Larry James Jr. | Partner, Faegre Baker Daniels LP
The Idea: Eliminate minimum parking requirements in order to more efficiently use existing infrastructure, spur neighborhood revitalization, make housing more affordable, and reduce stormwater runoff.
No great city is known for its abundance of free parking.
A recent Mortgage Bankers Association study found that Des Moines has 1.6 million parking spaces. 1.6 million. This equates to roughly 19.4 spaces per household or 28 spaces per acre. While it may be difficult to find that perfect spot in front of your favorite East Village restaurant, the sheer number of spaces suggests that we have more than enough. Nonetheless, Des Moines and its surrounding communities continue to require parking for every development.
It’s time for Des Moines to eliminate minimum parking requirements. Of course, parking is needed, but instead of the city dictating what’s required, we should let market demand determine the number of parking spaces.
Parking requirements were initially adopted in the years following World War II. As new developments were largely accessible by car, planners created standards to make sure each car had a parking place. This makes sense in theory, but these standards are largely arbitrary and based both on national average peak parking rates and on adopting the standards of neighborhood communities. Essentially, we require parking because everyone else does. In so doing, we’ve made sure that free parking is always available, but at a substantial cost to our city.
In terms of taxable valuations, free parking is hardly free. Property tax generated from surface lots is a fraction of their adjoining buildings. By requiring a certain number of spaces, regardless of the actual demand, cities limit the taxable value of real estate by mandating inefficient development.
A 2015 study of regional development patterns and impact on property values commissioned by the Iowa Economic Development Authority and the Des Moines MPO shows a dramatic difference in both property taxes and sales taxes per acre between downtown and Jordan Creek mall. You may need to walk a few blocks to park your car, but that has not discouraged business in the booming East Village. In fact, the East Village – one of the few places where the number of parking spaces is not mandated – generates over four times more sales taxes and 37 percent more property taxes per acre than Jordan Creek mall.
This doesn’t mean that parking isn’t essential for shoppers, but each additional city-required parking space that isn’t needed by shoppers is land that cannot be developed into a more productive use. Imagine the increase in property tax valuations and sales tax receipts if parking requirements were eliminated citywide to allow denser development. Parking would still be built, as it is for new development along East Grand, but it would be up to developers to determine how much parking is needed.
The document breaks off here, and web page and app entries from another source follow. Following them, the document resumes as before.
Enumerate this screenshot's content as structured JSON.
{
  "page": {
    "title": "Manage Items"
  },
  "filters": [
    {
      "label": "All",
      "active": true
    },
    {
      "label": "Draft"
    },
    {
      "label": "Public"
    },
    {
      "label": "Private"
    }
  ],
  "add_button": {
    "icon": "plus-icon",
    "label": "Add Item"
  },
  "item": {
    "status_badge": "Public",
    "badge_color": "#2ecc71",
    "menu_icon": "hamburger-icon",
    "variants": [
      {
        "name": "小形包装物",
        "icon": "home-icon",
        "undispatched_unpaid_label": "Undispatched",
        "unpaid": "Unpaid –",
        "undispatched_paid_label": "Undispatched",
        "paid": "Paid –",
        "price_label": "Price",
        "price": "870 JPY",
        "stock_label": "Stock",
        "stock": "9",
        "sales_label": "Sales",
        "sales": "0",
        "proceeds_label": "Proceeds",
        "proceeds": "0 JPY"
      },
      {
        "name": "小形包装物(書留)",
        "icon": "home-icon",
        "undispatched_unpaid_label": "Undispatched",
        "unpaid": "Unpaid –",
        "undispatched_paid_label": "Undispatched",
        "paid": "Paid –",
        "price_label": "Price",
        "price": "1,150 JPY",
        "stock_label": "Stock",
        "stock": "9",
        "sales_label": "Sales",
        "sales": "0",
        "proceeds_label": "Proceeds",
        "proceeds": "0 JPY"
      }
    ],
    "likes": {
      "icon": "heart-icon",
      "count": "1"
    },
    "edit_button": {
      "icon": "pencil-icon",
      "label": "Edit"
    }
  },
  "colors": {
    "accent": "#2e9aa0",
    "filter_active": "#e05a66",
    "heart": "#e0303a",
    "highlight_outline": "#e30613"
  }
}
In addition to creating economically inefficient land use, parking requirements hinder neighborhood redevelopment. Many buildings along Des Moines’ older commercial corridors have their zoning “grandfathered in,” which waives current parking requirements.
However, if there is a six-month interruption in occupancy, or the building is destroyed, or the use changes (e.g., from retail to restaurant), the current zoning ordinance applies. In such an event, a business or property owner must either pay a $500 fee and petition the Zoning Board of Adjustment for a zoning variance or exception or redevelop the property pursuant to current standards.
Such bureaucratic hurdles, in addition to the significant cost of acquiring additional property and building new parking, often discourages businesses from locating in our older neighborhoods. Why should the city be the party to determine if a business has enough parking if someone is willing to take a risk and invest?
Parking minimums increase the cost of multifamily housing as well. The average cost of a surface parking space is about $10,000, a cost that is passed on to tenants in the form of higher rents. Forced to comply with parking requirements, it is more expensive to build housing that is both plentiful and affordable. By requiring 1.5 parking spaces per unit, millions of dollars are added to project costs, which further exacerbates our affordable housing crisis.
Finally, parking minimums increase stormwater runoff. With flooding events increasing, addressing stormwater is a growing concern. The more spaces required, the greater the amount of impervious surface. When water has nowhere to go, floods are a predictable outcome.
By eliminating minimum parking requirements, the city of Des Moines could make more efficient use of existing infrastructure, ease neighborhood revitalization, make housing more affordable, address stormwater runoff, and correct the disparity between parking supply and parking demand. >